Paul Beatty Analysis

Other literary forms

(Poets and Poetry in America)

After publishing three books of poetry, Paul Beatty (BAY-tee) turned to fiction, becoming widely known as a novelist. His novels, The White Boy Shuffle (1996), Tuff (2000), and Slumberland (2008), are comedic satires that address the complexities of African American and mainstream American culture at the turn of the millennium. Like his poetry, Beatty’s novels are praised for their urban lyricism, quick wit, and wide-reaching social commentary. Beatty has also published an eclectic and controversial collection of African American humor entitled Hokum: An Anthology of African American Humor (2006).


(Poets and Poetry in America)

Before trying his hand at fiction, Paul Beatty was known as a preeminent hip-hop poet and performance artist. He was crowned the Grand Slam Champion of the New York City-based Nuyorican Poets Café in 1991 for his work as a performance poet. That same year, the Village Voice named Big Bank Take Little Bank one of the best books of the year, and soon after Newsweek declared him “the premier bard of hiphop.” Beatty’s poetry is widely acclaimed for its sharp, postmodern edge and blend of high and low cultural references, a mix that is indebted to rap music but explodes beyond its urban borders. After carrying this hip-hop aesthetic from poetry into fiction, Beatty has secured a reputation for writing dazzling novels known for their percussive language, unflinching humor, and broad cultural references. Upon publication of his first novel, The White Boy Shuffle, The New York Times declared Beatty a new fiction writer to watch. In 2009, he received a grant from the Creative Capital Foundation. Beatty is considered a premier African American poet, novelist, satirist, and cultural commentator.


(Poets and Poetry in America)

Ashe, Bertram. “Paul Beatty’s White Boy Shuffle Blues: Jazz Poetry, John Coltrane, and the Post-Soul Aesthetic.” In Thriving on a Rift: Jazz and Blues Influences in African American Literature and Film, edited by Graham Lock and David Murray. New York: Oxford University Press, 2009. This chapter examining The White Boy Shuffle deals with jazz poetry and Beatty’s style.

Grassian, Daniel. Writing the Future of Black America: Literature of the Hip-hop Generation. Columbia: University of South Carolina Press, 2009. Contains a chapter on Paul Beatty.

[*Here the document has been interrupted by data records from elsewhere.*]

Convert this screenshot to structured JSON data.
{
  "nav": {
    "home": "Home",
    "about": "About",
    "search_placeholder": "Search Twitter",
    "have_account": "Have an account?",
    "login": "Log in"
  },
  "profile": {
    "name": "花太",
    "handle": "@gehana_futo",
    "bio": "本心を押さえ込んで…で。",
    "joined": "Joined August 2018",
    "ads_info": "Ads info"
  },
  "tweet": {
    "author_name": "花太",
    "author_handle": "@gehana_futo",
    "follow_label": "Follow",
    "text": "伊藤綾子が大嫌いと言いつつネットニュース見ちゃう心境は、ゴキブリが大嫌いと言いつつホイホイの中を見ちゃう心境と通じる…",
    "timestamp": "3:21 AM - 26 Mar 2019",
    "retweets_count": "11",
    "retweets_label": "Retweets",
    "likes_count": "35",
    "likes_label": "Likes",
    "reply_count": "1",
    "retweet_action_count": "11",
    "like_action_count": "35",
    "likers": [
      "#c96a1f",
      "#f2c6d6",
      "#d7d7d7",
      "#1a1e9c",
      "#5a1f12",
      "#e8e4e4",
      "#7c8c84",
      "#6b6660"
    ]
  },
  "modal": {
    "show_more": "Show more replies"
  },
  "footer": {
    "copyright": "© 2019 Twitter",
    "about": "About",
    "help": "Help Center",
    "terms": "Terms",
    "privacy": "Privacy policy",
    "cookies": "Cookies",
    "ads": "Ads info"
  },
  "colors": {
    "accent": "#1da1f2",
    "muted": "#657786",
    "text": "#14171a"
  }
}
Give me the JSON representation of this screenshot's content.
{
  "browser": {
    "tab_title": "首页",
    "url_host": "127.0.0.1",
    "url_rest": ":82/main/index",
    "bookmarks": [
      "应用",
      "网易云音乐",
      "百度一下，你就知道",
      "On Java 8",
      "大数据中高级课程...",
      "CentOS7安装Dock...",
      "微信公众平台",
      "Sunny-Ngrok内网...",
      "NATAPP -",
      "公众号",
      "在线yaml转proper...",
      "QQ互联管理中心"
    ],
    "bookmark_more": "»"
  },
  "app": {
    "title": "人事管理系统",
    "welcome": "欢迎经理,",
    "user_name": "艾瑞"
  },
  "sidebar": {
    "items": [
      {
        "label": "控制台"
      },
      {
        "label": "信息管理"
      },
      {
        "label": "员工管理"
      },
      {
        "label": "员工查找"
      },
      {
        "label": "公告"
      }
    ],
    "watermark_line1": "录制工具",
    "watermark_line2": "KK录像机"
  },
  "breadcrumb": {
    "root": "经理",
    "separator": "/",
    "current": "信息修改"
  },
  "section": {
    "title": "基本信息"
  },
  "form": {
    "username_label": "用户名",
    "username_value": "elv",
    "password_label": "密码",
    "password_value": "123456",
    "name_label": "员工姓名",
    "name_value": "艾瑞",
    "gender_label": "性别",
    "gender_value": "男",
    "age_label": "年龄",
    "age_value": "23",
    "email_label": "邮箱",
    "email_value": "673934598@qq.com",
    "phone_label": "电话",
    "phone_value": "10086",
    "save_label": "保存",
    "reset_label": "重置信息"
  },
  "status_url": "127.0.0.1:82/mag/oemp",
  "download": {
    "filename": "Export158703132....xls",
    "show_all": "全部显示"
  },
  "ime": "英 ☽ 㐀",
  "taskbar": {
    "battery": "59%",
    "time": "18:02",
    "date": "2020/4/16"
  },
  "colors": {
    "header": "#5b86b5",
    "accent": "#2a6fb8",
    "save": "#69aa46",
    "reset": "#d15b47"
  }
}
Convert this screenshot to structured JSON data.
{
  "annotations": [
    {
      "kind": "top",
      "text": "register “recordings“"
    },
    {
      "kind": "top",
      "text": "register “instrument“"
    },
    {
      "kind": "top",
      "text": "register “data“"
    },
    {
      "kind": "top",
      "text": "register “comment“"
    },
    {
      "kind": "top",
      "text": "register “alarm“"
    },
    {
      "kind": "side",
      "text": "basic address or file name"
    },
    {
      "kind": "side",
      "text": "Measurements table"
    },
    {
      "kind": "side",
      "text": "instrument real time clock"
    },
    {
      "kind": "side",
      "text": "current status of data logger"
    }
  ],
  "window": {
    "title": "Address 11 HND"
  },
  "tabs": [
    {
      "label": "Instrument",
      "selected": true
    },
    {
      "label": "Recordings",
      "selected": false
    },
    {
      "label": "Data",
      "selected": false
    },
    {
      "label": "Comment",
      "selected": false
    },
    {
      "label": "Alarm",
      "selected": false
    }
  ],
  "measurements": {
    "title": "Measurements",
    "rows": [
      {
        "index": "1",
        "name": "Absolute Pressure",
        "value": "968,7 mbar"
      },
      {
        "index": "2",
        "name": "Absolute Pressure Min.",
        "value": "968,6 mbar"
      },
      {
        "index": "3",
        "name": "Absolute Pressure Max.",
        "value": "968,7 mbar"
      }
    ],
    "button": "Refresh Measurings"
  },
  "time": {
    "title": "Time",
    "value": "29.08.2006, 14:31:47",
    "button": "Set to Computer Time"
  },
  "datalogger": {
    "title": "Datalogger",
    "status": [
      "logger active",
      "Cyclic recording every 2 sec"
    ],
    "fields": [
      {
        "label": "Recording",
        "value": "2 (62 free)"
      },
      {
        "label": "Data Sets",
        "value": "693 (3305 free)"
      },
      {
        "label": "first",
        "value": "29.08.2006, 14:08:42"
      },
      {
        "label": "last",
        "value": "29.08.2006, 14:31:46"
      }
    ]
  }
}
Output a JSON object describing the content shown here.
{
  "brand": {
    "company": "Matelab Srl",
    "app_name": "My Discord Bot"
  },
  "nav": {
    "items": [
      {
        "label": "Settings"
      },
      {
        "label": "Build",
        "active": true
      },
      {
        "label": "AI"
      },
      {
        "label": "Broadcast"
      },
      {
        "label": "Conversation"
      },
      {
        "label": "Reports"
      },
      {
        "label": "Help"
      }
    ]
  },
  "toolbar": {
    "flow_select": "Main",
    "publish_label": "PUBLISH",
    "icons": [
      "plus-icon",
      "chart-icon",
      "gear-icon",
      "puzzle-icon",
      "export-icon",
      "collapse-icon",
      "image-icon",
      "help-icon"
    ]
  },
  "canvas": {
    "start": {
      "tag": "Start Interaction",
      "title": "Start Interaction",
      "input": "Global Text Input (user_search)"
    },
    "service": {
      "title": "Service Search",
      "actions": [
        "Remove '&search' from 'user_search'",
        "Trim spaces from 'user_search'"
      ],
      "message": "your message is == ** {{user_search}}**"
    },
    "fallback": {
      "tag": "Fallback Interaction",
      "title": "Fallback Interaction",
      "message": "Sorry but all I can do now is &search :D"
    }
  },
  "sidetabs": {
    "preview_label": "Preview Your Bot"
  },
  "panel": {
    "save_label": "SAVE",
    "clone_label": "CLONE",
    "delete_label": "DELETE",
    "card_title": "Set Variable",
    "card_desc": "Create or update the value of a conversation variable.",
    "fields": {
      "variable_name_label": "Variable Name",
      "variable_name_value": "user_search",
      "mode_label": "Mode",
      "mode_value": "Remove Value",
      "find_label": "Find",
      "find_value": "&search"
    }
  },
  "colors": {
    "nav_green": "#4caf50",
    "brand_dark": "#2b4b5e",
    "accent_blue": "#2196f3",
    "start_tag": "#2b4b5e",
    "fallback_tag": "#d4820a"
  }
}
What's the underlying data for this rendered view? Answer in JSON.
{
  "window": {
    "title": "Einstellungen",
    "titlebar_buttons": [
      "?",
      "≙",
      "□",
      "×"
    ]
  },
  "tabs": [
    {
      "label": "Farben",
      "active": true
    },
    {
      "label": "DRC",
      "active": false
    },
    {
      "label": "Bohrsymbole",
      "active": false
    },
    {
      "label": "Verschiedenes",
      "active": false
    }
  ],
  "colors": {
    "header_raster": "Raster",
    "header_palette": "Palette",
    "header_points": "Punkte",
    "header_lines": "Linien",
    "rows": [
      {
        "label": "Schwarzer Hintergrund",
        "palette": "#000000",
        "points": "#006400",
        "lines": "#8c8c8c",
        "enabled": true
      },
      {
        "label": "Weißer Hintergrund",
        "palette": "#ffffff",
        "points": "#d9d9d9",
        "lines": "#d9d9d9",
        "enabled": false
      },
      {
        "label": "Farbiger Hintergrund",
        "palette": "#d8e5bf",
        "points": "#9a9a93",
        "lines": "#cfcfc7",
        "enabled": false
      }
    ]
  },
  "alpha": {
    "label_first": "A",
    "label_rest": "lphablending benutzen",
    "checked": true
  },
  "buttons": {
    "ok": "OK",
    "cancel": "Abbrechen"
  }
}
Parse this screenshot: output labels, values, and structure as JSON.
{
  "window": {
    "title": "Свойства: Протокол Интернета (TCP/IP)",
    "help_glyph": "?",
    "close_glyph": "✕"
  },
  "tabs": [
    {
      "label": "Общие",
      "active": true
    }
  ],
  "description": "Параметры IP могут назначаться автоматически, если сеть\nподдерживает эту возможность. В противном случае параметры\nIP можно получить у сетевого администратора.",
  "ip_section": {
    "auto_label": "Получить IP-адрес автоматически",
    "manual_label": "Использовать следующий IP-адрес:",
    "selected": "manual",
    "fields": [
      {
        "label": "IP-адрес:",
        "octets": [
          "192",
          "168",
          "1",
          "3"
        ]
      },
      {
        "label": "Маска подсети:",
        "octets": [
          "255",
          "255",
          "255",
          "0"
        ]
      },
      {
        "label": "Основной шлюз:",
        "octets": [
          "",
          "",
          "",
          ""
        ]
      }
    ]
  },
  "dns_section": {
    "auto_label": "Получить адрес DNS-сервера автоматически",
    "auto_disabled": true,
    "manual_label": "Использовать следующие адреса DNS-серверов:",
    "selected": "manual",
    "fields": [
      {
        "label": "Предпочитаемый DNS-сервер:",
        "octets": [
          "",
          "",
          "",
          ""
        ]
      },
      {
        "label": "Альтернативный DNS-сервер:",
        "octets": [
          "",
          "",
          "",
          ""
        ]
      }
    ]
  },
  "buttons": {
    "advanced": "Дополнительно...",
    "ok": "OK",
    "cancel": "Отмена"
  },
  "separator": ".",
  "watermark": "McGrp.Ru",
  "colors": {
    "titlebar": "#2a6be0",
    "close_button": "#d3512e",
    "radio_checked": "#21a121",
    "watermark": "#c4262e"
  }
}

Rankin, Thomas. “Joker, Joker, Deuce.” In Masterplots II: African American Literature, edited by Tyrone Williams. Rev. ed. Pasadena, Calif.: Salem Press, 2009. Provides an in-depth analysis of this work.

Selinger, Eric Murphy. “Trash, Art, and Performance Poetry.” Review of Joker, Joker, Deuce. Parnassus: Poetry in Review 23, nos. 1/2 (1998): 356-382. Reviews Joker, Joker, Deuce in the context of Beatty’s production as a performance poet. One of the few full-length analyses of Beatty’s poetry, this article provides insight into the work’s motivations and impact.

Svboda, Terese. “Try Bondage.” Review of Joker, Joker, Deuce. Kenyon Review 17, no. 2 (1995): 154-160. Reviews Beatty’s book Joker, Joker, Deuce along with collections by Lois-Ann Yamanaka, Sapphire, and Marilyn Chin. Shows how Beatty deconstructs African American myths through his edgy, explosive rhymes while it praises the collection’s veracity, sharp wit, and moral stance.

Thomas, Lorenzo. “’Stuck in the Promised Land’: African American Poets at the Edge of the Twenty-first Century.” In Black Liberation in the Americas, edited by Fritz Gysin and Christopher Mulvey. Munster, Germany: Lit Verlag, 2001. Discusses the work of five young African American poets writing in the 1990’s and closely reads selections from Beatty’s Joker, Joker, Deuce. Attempts to situate their poetry as simultaneously responding to and breaking away from earlier African American literary traditions in the face of an increasingly commodified and postmodern cultural landscape.